Snow accumulation in thinned lodgepole pine stands, Montana, USA

Publications Posted on: July 28, 2015
Alternative silvicultural treatments such as thinning can be used to restore forested watersheds and reduce wildfire hazards, but the hydrologic effects of these treatments are not well defined.

Growth of ponderosa pine thinned to different stocking levels in the western United States

Publications Posted on: May 07, 2015
Growth of ponderosa pine was studied by the western Forest and Range Experiment Stations of the USDA Forest Service in response to increasing demands for better and more precise estimates of yields possible through intensive management. We summarized results of 15 to 20 years of growth after thinning each of five stands to a wide range of stocking levels.

Wood properties of immature ponderosa pine after thinning

Publications Posted on: May 07, 2015
Trees from growing stock levels of 20, 60, and 100 in sapling and pole stands were sampled at three vertical positions -zero, 25, and 50 percent of total height above the 1-foot stump. Wood grown during the 10-year period after initial thinning was compared for growth and wood properties.

Erosion rates from forests and rangelands following fuel management

Publications Posted on: March 24, 2015
In both forest and rangelands, fuel reduction operations are now common practices. Mechanical thinning followed by prescribed fire is common in forests, while fire is frequently applied to rangelands. Studies at different scales (50 sq m to 389 ha) measure the erosion from fuel management. This presentation compares runoff and erosion from these studies.

Efficacy of diameter-limit thinning treatments to reduce tree mortality from mountain pine beetles in a Wyoming forest

Projects Posted on: December 04, 2014
Mountain pine beetle, Dendroctonus ponderosae Hopkins, is the most significant disturbance agent in pine forests of western North America. Silvicultural treatments that reduce the number of susceptible host trees and alter age class distribution and species composition are considered viable options for reducing stand susceptibility to mountain pine beetle-caused mortality.

A comment on “Management for mountain pine beetle outbreak suppression: Does relevant science support current policy?"

Publications Posted on: September 19, 2014
There are two general approaches for reducing the negative impacts of mountain pine beetle, Dendroctonus ponderosae Hopkins, on forests. Direct control involves short-term tactics designed to address current infestations by manipulating mountain pine beetle populations, and includes the use of fire, insecticides, semiochemicals, sanitation harvests, or a combination of these treatments.
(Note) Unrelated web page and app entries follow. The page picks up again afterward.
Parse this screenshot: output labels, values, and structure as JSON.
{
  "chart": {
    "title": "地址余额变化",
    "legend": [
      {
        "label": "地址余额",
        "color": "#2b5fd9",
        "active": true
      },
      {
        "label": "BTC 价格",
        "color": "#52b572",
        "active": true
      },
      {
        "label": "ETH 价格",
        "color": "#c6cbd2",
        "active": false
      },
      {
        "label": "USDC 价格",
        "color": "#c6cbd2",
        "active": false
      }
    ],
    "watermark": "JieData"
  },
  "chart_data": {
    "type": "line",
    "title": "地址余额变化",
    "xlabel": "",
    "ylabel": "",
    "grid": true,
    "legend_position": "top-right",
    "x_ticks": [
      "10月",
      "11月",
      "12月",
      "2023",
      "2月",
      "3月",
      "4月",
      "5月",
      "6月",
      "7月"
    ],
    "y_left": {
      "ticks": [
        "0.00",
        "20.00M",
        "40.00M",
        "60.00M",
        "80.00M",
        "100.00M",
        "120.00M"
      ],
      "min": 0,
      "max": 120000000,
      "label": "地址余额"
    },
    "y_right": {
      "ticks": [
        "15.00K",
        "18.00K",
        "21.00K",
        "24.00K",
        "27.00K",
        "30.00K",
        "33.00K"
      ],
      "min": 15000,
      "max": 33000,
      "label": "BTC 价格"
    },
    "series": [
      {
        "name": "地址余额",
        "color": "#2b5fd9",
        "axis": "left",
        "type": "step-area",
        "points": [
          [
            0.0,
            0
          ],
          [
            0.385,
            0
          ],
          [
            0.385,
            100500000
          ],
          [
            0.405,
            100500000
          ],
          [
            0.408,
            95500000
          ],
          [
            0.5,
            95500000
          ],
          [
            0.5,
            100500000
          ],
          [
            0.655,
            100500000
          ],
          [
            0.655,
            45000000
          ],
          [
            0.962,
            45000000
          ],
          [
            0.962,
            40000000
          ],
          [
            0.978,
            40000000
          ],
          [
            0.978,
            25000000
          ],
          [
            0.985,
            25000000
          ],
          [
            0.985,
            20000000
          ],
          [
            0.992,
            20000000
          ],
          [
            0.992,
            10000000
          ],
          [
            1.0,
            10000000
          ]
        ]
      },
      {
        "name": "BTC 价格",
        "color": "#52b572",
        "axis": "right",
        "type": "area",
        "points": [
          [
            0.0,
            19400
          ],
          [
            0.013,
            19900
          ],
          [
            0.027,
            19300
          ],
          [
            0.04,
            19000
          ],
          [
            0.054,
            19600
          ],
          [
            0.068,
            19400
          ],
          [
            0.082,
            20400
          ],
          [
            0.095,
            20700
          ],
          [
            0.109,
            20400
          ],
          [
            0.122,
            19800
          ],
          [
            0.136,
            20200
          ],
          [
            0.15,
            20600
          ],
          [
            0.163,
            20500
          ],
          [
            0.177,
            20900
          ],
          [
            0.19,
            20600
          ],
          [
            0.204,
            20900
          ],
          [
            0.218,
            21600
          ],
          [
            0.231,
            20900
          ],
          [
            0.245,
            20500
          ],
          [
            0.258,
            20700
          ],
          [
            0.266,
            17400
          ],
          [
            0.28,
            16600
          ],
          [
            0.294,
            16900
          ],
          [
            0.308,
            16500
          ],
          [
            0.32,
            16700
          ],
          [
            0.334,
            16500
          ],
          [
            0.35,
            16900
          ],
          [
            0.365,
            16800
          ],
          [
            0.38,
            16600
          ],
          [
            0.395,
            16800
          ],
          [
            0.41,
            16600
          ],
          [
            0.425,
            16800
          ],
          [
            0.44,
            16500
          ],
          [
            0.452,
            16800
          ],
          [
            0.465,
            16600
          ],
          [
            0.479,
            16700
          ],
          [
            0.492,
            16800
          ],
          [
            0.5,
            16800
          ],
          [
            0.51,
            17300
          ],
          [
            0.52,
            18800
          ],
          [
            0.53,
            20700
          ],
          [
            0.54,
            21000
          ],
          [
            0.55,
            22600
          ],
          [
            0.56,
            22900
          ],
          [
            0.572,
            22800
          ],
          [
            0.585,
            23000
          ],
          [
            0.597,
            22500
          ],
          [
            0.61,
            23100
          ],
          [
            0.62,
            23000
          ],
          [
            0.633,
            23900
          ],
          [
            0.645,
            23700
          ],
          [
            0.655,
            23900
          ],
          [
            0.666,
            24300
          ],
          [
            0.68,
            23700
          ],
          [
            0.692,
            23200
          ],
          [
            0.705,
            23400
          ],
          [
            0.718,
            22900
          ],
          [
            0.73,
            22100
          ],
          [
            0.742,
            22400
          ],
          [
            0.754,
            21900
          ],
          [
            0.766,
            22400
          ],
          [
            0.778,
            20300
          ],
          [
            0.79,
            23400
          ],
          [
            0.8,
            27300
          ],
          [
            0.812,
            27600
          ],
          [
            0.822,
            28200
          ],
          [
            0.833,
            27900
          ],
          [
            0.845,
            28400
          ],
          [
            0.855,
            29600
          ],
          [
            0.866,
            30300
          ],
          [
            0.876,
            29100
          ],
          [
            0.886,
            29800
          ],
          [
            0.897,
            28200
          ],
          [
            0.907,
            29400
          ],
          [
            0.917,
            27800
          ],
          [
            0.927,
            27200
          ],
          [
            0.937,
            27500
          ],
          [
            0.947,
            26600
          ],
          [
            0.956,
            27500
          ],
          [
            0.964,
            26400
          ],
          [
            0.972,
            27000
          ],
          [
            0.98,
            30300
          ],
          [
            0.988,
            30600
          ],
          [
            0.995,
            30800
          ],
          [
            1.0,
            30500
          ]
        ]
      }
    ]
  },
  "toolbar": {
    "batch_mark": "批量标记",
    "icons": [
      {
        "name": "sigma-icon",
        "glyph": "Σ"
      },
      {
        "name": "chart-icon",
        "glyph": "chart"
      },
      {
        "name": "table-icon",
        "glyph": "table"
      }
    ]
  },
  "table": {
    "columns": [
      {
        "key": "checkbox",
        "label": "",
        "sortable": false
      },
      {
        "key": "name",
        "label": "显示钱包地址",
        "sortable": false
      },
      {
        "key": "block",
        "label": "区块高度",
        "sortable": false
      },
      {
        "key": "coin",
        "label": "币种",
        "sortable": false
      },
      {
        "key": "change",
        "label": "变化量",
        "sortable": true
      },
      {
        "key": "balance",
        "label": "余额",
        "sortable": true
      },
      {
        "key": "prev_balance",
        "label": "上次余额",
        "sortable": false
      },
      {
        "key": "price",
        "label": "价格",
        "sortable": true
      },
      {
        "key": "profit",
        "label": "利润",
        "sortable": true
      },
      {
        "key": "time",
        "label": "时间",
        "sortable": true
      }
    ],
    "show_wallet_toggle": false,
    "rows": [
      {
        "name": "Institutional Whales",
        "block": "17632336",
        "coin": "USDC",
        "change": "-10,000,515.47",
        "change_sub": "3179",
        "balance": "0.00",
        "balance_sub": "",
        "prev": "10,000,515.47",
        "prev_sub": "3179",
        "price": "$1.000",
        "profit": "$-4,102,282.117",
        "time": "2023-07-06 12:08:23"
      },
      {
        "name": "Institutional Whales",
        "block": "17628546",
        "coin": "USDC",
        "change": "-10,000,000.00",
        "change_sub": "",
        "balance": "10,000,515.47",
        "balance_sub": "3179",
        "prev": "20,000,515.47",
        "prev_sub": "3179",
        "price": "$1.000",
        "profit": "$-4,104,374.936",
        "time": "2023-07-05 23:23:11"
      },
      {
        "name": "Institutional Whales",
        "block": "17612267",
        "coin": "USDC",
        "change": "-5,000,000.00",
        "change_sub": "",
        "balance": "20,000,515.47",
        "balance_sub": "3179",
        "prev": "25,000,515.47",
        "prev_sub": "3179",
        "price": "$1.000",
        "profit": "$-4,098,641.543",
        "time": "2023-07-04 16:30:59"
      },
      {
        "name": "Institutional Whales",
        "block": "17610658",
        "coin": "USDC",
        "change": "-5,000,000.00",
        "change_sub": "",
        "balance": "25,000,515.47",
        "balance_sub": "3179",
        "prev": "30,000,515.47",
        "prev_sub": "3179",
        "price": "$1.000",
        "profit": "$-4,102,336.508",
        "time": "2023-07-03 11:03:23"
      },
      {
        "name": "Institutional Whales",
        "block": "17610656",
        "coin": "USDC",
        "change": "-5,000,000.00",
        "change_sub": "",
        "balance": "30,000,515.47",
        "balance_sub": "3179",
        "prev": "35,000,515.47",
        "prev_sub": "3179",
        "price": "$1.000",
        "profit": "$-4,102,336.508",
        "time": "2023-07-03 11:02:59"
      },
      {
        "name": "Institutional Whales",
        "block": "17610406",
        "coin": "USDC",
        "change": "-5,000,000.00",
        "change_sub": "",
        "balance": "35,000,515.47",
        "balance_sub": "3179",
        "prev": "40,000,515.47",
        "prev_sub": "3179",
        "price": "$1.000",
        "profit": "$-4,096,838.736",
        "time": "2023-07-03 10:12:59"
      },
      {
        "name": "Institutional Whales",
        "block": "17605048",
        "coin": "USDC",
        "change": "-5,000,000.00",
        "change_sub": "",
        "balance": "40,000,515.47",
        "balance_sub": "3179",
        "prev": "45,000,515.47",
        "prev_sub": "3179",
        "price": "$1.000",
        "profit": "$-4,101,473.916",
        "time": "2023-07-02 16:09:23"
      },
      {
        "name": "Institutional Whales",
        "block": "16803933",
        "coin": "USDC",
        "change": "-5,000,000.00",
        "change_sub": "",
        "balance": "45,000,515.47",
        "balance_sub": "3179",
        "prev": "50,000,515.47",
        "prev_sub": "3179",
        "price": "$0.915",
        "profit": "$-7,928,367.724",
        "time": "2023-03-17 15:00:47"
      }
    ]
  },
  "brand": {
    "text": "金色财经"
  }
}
Managing for water-use efficient wood production in Eucalyptus globulus plantations

Publications Posted on: September 18, 2014
This paper tests the hypothesis that thinning and nitrogen fertiliser can increase the mass of wood produced per volume of water used (evapotranspiration) by plantations of Eucalyptus globulus. We have called this plantation water productivity (PWPWOOD) and argue that, for a given genotype, this term integrates the effects of management, site and climate on both production and evapotranspiration.

The once and future forest: Consequences of mountain pine beetle treatment decisions

Publications Posted on: June 27, 2014
Entomologists and silviculturists have long recommended management of stand basal area and/or mean tree diameter to mitigate the risk of mountain pine beetle (MPB) (Dendroctonus ponderosae Hopkins) outbreaks while simultaneously reducing wildfire risk.